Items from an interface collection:
::::
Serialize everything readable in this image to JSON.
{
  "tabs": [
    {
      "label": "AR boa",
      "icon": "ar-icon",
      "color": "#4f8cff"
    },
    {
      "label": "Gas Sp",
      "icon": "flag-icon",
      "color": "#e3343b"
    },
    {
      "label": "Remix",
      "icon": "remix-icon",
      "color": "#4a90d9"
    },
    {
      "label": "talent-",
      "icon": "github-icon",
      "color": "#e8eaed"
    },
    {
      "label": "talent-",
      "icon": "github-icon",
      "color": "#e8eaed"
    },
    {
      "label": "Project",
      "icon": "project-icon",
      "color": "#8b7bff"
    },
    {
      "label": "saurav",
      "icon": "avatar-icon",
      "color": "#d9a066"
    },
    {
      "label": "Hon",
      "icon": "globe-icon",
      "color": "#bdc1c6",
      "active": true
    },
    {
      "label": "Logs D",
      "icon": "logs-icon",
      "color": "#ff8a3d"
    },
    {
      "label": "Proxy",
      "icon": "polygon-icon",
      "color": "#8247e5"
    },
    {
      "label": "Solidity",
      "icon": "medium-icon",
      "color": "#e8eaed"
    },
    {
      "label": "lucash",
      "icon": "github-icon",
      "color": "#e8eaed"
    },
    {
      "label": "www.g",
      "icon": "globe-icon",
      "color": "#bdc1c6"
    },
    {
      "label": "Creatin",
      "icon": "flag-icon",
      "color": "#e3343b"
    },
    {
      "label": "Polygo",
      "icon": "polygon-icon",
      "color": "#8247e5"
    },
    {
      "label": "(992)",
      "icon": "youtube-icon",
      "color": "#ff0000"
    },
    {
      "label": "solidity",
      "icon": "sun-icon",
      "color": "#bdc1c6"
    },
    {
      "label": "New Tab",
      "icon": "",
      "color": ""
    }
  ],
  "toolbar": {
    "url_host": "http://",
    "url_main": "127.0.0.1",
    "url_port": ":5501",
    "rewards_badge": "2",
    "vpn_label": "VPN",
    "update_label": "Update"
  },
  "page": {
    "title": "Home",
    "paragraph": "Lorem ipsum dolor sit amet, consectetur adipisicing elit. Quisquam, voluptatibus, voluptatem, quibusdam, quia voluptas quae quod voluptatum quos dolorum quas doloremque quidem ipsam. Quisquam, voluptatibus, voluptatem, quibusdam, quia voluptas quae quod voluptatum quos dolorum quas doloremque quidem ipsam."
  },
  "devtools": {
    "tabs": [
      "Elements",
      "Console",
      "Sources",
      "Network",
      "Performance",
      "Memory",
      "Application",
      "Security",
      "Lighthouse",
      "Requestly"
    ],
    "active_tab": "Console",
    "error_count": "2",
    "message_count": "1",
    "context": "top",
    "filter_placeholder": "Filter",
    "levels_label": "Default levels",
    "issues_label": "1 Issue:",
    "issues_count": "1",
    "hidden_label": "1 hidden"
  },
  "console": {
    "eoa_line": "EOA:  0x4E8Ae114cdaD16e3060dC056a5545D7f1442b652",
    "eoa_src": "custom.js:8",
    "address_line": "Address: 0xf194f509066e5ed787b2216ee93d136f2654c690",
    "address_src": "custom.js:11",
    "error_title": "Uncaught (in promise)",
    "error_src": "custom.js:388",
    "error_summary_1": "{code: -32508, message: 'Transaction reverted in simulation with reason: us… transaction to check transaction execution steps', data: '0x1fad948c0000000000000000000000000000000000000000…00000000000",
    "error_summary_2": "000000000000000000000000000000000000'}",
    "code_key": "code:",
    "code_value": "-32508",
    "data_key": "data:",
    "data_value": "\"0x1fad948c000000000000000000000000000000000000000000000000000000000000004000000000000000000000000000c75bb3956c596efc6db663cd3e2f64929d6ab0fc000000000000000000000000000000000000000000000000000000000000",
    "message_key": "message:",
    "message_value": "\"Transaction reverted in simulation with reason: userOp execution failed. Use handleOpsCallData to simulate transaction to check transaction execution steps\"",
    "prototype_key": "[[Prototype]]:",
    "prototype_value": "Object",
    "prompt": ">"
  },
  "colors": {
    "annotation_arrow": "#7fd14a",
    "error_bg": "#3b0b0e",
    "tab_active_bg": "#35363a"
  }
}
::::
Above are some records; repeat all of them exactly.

Serialize everything readable in this image to JSON.
{
  "tabs": [
    {
      "label": "AR boa",
      "icon": "ar-icon",
      "color": "#4f8cff"
    },
    {
      "label": "Gas Sp",
      "icon": "flag-icon",
      "color": "#e3343b"
    },
    {
      "label": "Remix",
      "icon": "remix-icon",
      "color": "#4a90d9"
    },
    {
      "label": "talent-",
      "icon": "github-icon",
      "color": "#e8eaed"
    },
    {
      "label": "talent-",
      "icon": "github-icon",
      "color": "#e8eaed"
    },
    {
      "label": "Project",
      "icon": "project-icon",
      "color": "#8b7bff"
    },
    {
      "label": "saurav",
      "icon": "avatar-icon",
      "color": "#d9a066"
    },
    {
      "label": "Hon",
      "icon": "globe-icon",
      "color": "#bdc1c6",
      "active": true
    },
    {
      "label": "Logs D",
      "icon": "logs-icon",
      "color": "#ff8a3d"
    },
    {
      "label": "Proxy",
      "icon": "polygon-icon",
      "color": "#8247e5"
    },
    {
      "label": "Solidity",
      "icon": "medium-icon",
      "color": "#e8eaed"
    },
    {
      "label": "lucash",
      "icon": "github-icon",
      "color": "#e8eaed"
    },
    {
      "label": "www.g",
      "icon": "globe-icon",
      "color": "#bdc1c6"
    },
    {
      "label": "Creatin",
      "icon": "flag-icon",
      "color": "#e3343b"
    },
    {
      "label": "Polygo",
      "icon": "polygon-icon",
      "color": "#8247e5"
    },
    {
      "label": "(992)",
      "icon": "youtube-icon",
      "color": "#ff0000"
    },
    {
      "label": "solidity",
      "icon": "sun-icon",
      "color": "#bdc1c6"
    },
    {
      "label": "New Tab",
      "icon": "",
      "color": ""
    }
  ],
  "toolbar": {
    "url_host": "http://",
    "url_main": "127.0.0.1",
    "url_port": ":5501",
    "rewards_badge": "2",
    "vpn_label": "VPN",
    "update_label": "Update"
  },
  "page": {
    "title": "Home",
    "paragraph": "Lorem ipsum dolor sit amet, consectetur adipisicing elit. Quisquam, voluptatibus, voluptatem, quibusdam, quia voluptas quae quod voluptatum quos dolorum quas doloremque quidem ipsam. Quisquam, voluptatibus, voluptatem, quibusdam, quia voluptas quae quod voluptatum quos dolorum quas doloremque quidem ipsam."
  },
  "devtools": {
    "tabs": [
      "Elements",
      "Console",
      "Sources",
      "Network",
      "Performance",
      "Memory",
      "Application",
      "Security",
      "Lighthouse",
      "Requestly"
    ],
    "active_tab": "Console",
    "error_count": "2",
    "message_count": "1",
    "context": "top",
    "filter_placeholder": "Filter",
    "levels_label": "Default levels",
    "issues_label": "1 Issue:",
    "issues_count": "1",
    "hidden_label": "1 hidden"
  },
  "console": {
    "eoa_line": "EOA:  0x4E8Ae114cdaD16e3060dC056a5545D7f1442b652",
    "eoa_src": "custom.js:8",
    "address_line": "Address: 0xf194f509066e5ed787b2216ee93d136f2654c690",
    "address_src": "custom.js:11",
    "error_title": "Uncaught (in promise)",
    "error_src": "custom.js:388",
    "error_summary_1": "{code: -32508, message: 'Transaction reverted in simulation with reason: us… transaction to check transaction execution steps', data: '0x1fad948c0000000000000000000000000000000000000000…00000000000",
    "error_summary_2": "000000000000000000000000000000000000'}",
    "code_key": "code:",
    "code_value": "-32508",
    "data_key": "data:",
    "data_value": "\"0x1fad948c000000000000000000000000000000000000000000000000000000000000004000000000000000000000000000c75bb3956c596efc6db663cd3e2f64929d6ab0fc000000000000000000000000000000000000000000000000000000000000",
    "message_key": "message:",
    "message_value": "\"Transaction reverted in simulation with reason: userOp execution failed. Use handleOpsCallData to simulate transaction to check transaction execution steps\"",
    "prototype_key": "[[Prototype]]:",
    "prototype_value": "Object",
    "prompt": ">"
  },
  "colors": {
    "annotation_arrow": "#7fd14a",
    "error_bg": "#3b0b0e",
    "tab_active_bg": "#35363a"
  }
}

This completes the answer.